Facebook and us? It’s complicated
Users seem to be falling out of love with the social networking service, perhaps because it leaves many people feeling as if the party’s always happening somewhere else
Before Facebook: how social networks used to look. Photograph: Jeffrey Coolidge/Iconica/Getty
There’s an episode of Friends from 10 years ago in which Ross shows Chandler something on his laptop. “Have you seen this? It’s our new alumni website for college. It’s cool! You can post messages for people, let everyone know what you’re up to. . .” Chandler replies: “Great, a faster way to tell people that I’m unemployed and childless.”
A decade ago the idea of a website that would let you reconnect with all the people you spent years trying to avoid at college seemed so outlandish that only a loser like Ross Geller could possibly buy into it.
A year later a college student called Mark Zuckerberg set up Facebook with a group of Harvard University friends. Today many of us find it hard to imagine life without it.
But earlier this week the internet was busy with speculation that Facebook might one day go the way of MySpace, the last social network users couldn’t imagine life without.
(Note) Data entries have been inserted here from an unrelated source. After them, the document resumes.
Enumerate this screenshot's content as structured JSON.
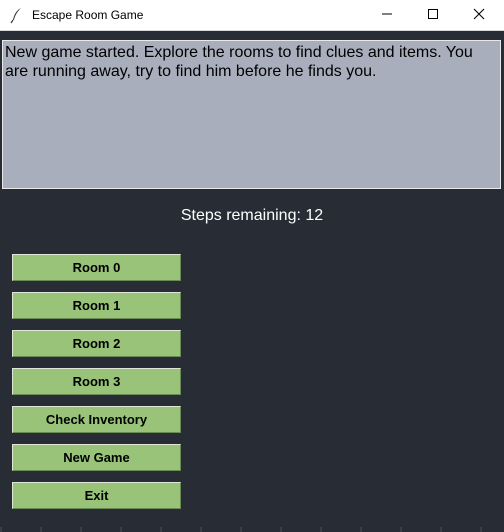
{
  "window": {
    "title": "Escape Room Game",
    "app_icon": "feather-icon",
    "controls": [
      "minimize-icon",
      "maximize-icon",
      "close-icon"
    ]
  },
  "message": {
    "text": "New game started. Explore the rooms to find clues and items. You are running away, try to find him before he finds you."
  },
  "status": {
    "steps_text": "Steps remaining: 12"
  },
  "buttons": [
    {
      "label": "Room 0"
    },
    {
      "label": "Room 1"
    },
    {
      "label": "Room 2"
    },
    {
      "label": "Room 3"
    },
    {
      "label": "Check Inventory"
    },
    {
      "label": "New Game"
    },
    {
      "label": "Exit"
    }
  ],
  "colors": {
    "background": "#282c34",
    "textbox": "#a8aebc",
    "button": "#98c379",
    "status_text": "#ffffff"
  }
}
Some worrying figures – at least if you’re a Facebook shareholder – from independent data reports were published by the Guardian . The first set, from the analysis firm SocialBakers, showed that Facebook had lost nine million US visitors in six months, and two million in Britain.
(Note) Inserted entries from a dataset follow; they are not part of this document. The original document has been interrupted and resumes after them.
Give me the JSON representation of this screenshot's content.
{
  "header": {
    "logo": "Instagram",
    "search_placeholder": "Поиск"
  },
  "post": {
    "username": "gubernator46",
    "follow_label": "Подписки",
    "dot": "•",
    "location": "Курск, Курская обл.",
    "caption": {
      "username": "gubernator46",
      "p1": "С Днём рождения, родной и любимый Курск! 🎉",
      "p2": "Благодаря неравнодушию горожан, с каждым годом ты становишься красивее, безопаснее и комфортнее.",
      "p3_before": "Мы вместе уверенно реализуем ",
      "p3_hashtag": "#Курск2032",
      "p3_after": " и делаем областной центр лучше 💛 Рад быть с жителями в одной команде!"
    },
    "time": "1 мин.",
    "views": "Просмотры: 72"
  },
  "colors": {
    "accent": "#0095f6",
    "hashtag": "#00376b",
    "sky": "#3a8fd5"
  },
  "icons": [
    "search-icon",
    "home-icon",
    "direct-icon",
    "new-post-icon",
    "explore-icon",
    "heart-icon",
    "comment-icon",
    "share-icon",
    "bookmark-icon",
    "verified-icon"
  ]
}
SocialBakers pointed out that its figures were “rough estimates” not intended for journalists. In the middle of the week Nielsen revealed that Facebook had lost 10 million users in the US and experienced zero growth in the UK over the past year.
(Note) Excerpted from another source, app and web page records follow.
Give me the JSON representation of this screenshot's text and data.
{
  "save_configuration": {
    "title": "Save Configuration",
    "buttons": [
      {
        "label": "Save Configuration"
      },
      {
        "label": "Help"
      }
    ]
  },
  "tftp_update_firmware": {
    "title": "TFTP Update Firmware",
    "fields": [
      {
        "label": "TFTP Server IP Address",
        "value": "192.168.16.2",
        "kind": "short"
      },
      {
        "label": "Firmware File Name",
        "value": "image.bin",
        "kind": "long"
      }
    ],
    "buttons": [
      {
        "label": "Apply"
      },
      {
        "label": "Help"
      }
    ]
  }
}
Let’s not get carried away. Facebook remains the second-most-visited website in the world. It is used by a sixth of the world’s population. It is unlikely to go the way of the Dodo overnight.
And there was better news from Facebook itself in its latest quarterly results. It reported 1.11 billion monthly active users around the world, up 23 per cent from a year ago; monthly active users were up 54 per cent.
But much of the growth is coming from poorer nations, where advertising revenues are lower. If the SocialBakers and Nielsen figures are accurate, Facebook’s growth in some parts of the world may be beginning to plateau.
It may be straightforward competition from apps such as WhatsApp, Instagram and Twitter. I suspect a lot more of it is do with irritation about the sponsored posts, fridge-magnet wisdom and “share if you don’t want this child to die” status updates.
According to ComScore, Facebook is still the third-most-visited site in Ireland, with use up 4 per cent on the previous year. To find out more I conducted an impromptu, not-very-scientific survey on Twitter and Facebook to get a snapshot of public opinion in Ireland.
Of the first 100 responses, a fifth were still fans; 29 said they were using Facebook in a limited way, or less than they used to; and just over half claimed to loathe it (although only a handful had deleted their accounts).
Privacy was a concern for only a few of the Facebook users I spoke to: “irritating”, not “intrusive”, was the adjective of choice.
For others the issue was more personal. As one user put it, “I fell out of love with it when I was going through a tough time and ‘Boastbook’ made me feel worse. Facebook is where people put up their best version of their life. No one ever admits that they’re having a tough time.”
In essence, the problem with Facebook seems to be that it leaves many people feeling exactly like that: a bit hollow, as though the party’s always happening somewhere else.
Ironically, this is the very message that Facebook has chosen to focus on in a series of ads it screened in the US for its latest product, Facebook Home – a skin, or set of apps, for your Android phone. (When it launches here, Facebook Home will allow you to turn your smartphone’s home screen into an advertising billboard. Go on, form an orderly queue.)
One of the advertisements shows a family sitting down to dinner. An aunt-like figure is holding court – think Dame Edna in argyle – with an anecdote about buying pet food. Her more attractive, younger relative throws her a withering look before turning her attention to her phone. She swipes through a series of photos and escapes her actual home into her other, better “Facebook home”, where the cool kids are all playing drums and having snowball fights.
The ad has prompted a lot of criticism in the US for its apparent subversion of social norms and its celebration of egocentricity.
For me the message is simpler, more depressing and more . . . well, more Facebook. Whatever you’re doing, someone, somewhere online is having a better time than you.